Ryanair‘s long-term climate strategy hinges on carbon offsetting, which is supposed to reduce overall emissions by 24%. Their offsetting programmes include the distribution of energy-efficient cookstoves in Uganda by First Climate or Improved Kitchen Regimes in Malawi. “It would be necessary to investigate each of these offset projects, which would most likely unveil how most of them do not really lead to emissions reductions. On top of that, it is hypocritical to pay people in Uganda to use energy efficient cooking stoves so that we can continue flying with a good conscience and airlines can continue to profit,” concludes Magdalena Heuwieser.

Ryanair is not the only airline the ACM wants to tackle over greenwashing, as several further investigations into airlines are currently ongoing. Similarly, the Dutch organisation Fossielvrij NL is taking action against KLM airlines.
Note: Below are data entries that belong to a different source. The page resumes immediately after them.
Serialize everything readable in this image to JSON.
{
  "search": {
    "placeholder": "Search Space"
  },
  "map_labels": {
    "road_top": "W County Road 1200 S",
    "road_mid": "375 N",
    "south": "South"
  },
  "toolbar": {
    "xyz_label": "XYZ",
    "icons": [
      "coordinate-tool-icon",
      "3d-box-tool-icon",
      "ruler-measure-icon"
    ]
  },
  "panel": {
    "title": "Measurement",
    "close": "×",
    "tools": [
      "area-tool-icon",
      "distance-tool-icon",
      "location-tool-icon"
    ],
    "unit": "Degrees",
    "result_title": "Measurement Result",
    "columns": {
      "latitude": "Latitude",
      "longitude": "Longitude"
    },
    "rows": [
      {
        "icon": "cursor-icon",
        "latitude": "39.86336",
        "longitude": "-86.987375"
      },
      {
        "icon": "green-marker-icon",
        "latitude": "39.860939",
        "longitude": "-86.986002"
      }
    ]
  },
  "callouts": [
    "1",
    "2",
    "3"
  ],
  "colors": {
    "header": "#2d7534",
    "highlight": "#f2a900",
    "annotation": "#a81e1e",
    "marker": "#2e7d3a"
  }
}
The climate activists have started a lawsuit because of KLM’s misleading advertisements suggesting that we are “already well on our way towards sustainable aviation”.


Stay Grounded is a global network representing more than 200 member organisations campaigning for a reduction of air traffic and a climate-just mobility system, including local and national airport and climate campaign groups.


Eric Stam
+31 628 42 13 71

Stay Grounded
Magdalena Heuwieser
+43 670 353 43 11